Select the lines of the records containing the word "EndOfYear" and list them.

[DATASET EXCERPTS Boundary: Start]

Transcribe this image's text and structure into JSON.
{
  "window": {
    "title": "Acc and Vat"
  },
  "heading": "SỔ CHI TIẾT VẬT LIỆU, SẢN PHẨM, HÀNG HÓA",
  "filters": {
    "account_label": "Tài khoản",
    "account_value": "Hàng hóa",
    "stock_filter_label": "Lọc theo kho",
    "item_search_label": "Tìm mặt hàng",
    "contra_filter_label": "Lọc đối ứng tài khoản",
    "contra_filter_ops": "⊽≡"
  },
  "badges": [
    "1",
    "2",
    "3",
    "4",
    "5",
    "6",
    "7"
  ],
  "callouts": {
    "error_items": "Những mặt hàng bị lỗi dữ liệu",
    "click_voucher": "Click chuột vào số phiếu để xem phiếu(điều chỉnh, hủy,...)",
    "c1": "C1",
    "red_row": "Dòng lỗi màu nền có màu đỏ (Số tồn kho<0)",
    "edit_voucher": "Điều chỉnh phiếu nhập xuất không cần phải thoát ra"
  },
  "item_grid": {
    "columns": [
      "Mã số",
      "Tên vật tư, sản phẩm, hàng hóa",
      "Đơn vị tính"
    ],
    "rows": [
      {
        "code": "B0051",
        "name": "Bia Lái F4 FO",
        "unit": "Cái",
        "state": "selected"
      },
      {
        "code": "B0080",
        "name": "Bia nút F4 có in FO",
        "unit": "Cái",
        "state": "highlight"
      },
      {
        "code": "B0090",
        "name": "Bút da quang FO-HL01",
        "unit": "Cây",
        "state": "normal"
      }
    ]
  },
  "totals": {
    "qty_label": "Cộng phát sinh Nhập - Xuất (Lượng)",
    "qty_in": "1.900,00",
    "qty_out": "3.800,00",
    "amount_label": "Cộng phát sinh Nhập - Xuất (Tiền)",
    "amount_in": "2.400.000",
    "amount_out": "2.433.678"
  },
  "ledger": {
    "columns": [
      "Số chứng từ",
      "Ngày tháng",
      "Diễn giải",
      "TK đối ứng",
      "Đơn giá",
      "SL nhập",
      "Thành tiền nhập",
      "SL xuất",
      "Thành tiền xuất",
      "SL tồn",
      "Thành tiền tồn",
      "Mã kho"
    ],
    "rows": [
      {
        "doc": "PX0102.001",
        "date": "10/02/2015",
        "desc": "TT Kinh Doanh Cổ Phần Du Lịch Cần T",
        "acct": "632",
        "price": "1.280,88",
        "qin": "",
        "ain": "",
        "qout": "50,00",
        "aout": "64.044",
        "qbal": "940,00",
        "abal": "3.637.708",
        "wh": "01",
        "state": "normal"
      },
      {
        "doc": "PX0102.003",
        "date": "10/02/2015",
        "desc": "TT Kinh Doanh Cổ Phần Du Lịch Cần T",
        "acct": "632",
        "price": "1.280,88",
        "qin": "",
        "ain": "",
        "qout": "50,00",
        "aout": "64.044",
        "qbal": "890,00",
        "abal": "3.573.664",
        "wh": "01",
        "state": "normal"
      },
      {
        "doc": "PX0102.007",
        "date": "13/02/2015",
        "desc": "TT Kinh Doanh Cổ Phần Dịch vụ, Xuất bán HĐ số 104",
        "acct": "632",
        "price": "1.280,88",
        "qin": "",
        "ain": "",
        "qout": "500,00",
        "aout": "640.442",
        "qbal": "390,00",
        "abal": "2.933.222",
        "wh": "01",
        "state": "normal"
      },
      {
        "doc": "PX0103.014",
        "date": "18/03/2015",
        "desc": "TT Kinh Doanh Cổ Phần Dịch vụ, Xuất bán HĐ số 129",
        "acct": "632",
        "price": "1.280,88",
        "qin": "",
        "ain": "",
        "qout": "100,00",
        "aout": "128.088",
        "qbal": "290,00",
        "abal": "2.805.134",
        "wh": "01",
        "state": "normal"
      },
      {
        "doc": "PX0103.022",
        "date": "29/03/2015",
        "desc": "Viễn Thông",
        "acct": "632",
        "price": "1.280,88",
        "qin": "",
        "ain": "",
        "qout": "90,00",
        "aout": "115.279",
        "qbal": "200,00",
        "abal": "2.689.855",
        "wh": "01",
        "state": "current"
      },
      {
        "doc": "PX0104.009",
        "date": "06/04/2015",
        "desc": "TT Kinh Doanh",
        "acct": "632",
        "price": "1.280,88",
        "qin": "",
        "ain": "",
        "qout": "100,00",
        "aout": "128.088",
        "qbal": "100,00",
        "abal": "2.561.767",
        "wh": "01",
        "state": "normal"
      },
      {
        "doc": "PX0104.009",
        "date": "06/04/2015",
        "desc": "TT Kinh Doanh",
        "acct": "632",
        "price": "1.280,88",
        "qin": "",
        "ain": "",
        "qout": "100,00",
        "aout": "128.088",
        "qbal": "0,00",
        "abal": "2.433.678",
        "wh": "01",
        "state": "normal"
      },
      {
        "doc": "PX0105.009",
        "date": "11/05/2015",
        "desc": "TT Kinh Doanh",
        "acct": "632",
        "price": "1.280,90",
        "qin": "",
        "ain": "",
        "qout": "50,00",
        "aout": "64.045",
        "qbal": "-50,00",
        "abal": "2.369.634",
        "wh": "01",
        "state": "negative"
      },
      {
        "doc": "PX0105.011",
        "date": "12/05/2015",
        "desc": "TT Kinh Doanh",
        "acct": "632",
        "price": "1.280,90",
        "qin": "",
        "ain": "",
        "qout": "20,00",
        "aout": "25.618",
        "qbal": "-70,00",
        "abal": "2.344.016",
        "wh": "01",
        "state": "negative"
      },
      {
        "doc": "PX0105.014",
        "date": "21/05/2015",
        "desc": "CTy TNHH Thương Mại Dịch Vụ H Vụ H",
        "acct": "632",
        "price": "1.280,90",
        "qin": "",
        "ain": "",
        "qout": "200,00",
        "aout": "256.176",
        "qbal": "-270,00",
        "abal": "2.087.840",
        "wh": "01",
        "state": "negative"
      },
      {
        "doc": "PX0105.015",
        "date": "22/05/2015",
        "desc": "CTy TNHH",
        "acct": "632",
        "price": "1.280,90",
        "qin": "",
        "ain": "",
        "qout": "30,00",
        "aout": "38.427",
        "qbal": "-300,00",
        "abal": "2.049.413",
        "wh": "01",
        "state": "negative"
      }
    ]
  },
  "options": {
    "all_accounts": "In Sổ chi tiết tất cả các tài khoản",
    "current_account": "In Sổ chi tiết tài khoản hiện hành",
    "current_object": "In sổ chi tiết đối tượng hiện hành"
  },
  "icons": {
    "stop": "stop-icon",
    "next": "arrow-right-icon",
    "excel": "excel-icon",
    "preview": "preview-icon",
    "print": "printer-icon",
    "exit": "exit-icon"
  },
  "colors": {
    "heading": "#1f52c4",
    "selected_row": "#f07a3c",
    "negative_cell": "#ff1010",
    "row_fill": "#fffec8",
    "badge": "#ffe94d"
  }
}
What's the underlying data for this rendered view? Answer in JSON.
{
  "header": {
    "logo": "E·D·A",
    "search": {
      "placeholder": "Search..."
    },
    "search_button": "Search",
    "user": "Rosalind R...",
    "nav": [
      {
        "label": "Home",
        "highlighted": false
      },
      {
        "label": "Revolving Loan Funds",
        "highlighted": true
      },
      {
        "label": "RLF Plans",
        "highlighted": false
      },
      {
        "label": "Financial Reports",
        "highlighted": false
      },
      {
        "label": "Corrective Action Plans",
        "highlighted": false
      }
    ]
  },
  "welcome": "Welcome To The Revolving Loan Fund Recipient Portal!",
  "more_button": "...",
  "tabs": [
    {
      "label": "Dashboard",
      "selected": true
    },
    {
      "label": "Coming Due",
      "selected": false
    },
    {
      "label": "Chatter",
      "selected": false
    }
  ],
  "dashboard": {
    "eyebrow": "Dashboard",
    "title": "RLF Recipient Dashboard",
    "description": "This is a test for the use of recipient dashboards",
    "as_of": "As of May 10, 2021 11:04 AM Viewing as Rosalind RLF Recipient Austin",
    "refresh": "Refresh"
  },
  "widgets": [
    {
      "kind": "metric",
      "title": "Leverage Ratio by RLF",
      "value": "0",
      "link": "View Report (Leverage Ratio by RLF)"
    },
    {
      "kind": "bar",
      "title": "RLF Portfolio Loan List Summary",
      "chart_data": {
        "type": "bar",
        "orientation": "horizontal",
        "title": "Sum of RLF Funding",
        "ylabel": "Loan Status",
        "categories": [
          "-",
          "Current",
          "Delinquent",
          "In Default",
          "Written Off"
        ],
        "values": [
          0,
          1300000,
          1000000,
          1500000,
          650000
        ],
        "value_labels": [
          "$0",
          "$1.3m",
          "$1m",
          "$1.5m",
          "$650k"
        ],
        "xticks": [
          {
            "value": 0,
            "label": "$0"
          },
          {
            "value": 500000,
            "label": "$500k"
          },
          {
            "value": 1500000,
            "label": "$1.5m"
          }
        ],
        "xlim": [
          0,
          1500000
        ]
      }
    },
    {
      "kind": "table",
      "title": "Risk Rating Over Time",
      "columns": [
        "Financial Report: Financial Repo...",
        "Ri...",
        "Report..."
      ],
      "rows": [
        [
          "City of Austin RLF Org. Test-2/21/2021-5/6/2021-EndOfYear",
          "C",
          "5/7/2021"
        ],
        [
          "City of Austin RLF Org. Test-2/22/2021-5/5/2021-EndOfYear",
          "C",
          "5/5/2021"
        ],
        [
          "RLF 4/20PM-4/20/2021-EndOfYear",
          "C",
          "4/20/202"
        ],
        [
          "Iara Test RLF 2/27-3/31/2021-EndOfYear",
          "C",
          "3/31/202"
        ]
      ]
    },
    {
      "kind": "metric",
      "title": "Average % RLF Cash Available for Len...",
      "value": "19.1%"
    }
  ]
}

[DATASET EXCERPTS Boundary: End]
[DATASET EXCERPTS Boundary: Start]

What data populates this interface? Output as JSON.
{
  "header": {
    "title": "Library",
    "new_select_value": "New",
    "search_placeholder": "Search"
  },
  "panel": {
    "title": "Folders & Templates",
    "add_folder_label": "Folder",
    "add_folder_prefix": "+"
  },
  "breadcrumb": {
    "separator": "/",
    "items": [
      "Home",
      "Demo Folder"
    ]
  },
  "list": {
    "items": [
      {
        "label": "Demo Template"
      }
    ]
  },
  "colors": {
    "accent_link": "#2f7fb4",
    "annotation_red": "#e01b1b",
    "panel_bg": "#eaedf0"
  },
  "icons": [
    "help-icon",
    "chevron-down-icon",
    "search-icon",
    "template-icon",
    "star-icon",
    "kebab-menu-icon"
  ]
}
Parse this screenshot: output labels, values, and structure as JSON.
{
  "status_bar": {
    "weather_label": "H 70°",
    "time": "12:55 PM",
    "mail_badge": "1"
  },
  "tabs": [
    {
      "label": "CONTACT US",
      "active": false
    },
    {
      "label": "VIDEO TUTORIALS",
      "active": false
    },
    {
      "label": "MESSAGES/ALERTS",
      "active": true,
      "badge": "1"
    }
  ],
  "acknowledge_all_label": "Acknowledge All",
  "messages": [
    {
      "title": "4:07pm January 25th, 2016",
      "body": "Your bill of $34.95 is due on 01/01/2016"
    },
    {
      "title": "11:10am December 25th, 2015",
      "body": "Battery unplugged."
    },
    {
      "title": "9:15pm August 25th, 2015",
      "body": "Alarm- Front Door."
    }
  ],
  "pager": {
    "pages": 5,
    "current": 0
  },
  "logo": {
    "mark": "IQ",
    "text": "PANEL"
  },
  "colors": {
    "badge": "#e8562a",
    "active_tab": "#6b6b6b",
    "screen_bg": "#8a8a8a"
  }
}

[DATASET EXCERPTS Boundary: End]
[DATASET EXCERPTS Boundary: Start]

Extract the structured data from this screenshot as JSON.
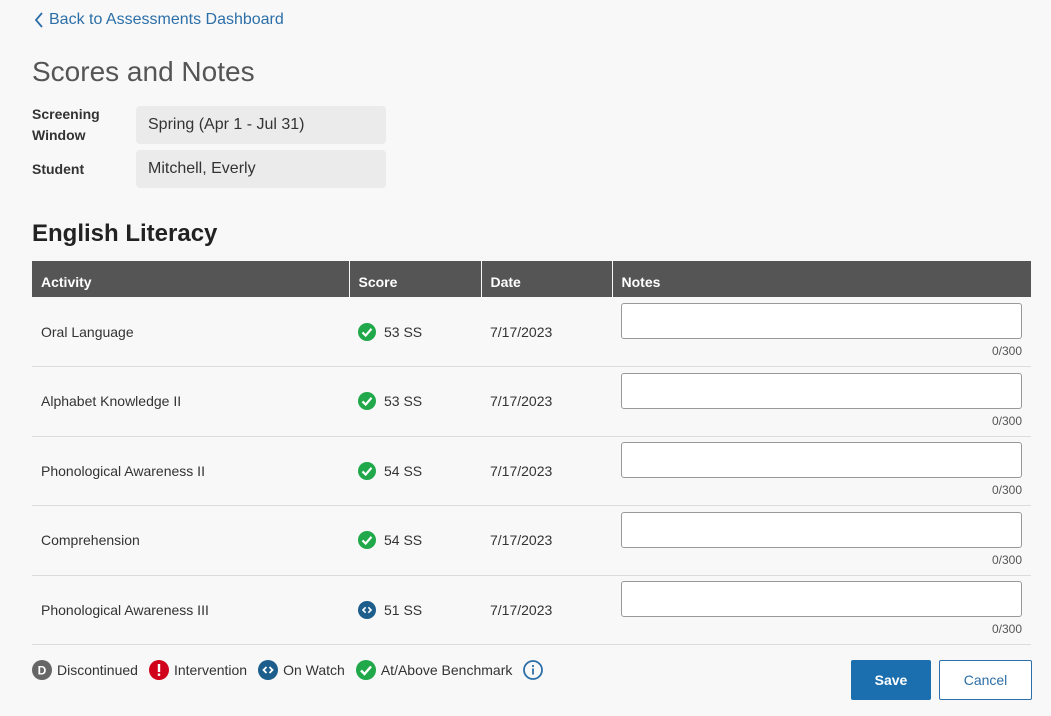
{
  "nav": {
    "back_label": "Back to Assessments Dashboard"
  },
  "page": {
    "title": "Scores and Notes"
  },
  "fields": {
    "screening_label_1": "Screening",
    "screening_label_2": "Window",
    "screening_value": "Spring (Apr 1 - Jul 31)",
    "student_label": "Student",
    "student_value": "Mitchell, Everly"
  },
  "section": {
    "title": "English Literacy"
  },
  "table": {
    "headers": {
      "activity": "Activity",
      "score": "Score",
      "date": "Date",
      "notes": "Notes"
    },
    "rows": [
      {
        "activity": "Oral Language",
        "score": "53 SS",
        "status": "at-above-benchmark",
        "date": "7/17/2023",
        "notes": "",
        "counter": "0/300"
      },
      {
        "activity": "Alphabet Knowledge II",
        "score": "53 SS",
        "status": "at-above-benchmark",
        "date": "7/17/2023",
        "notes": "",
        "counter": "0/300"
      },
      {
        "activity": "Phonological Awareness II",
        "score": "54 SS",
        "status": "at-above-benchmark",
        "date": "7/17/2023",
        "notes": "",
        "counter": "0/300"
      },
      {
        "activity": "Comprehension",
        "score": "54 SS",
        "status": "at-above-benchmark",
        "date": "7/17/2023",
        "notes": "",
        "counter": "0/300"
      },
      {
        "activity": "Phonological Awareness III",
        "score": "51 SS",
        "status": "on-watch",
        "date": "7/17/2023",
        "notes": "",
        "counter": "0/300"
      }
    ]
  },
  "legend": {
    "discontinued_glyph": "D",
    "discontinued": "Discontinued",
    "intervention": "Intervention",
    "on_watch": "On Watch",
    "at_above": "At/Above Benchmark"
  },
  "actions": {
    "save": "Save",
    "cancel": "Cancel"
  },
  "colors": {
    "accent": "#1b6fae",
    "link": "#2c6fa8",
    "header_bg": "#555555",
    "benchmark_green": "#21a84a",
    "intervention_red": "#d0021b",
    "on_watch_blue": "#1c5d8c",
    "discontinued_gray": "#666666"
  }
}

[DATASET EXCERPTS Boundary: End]

FINISHED EXERCISE>
          "City of Austin RLF Org. Test-2/21/2021-5/6/2021-EndOfYear",
          "City of Austin RLF Org. Test-2/22/2021-5/5/2021-EndOfYear",
          "RLF 4/20PM-4/20/2021-EndOfYear",
          "Iara Test RLF 2/27-3/31/2021-EndOfYear",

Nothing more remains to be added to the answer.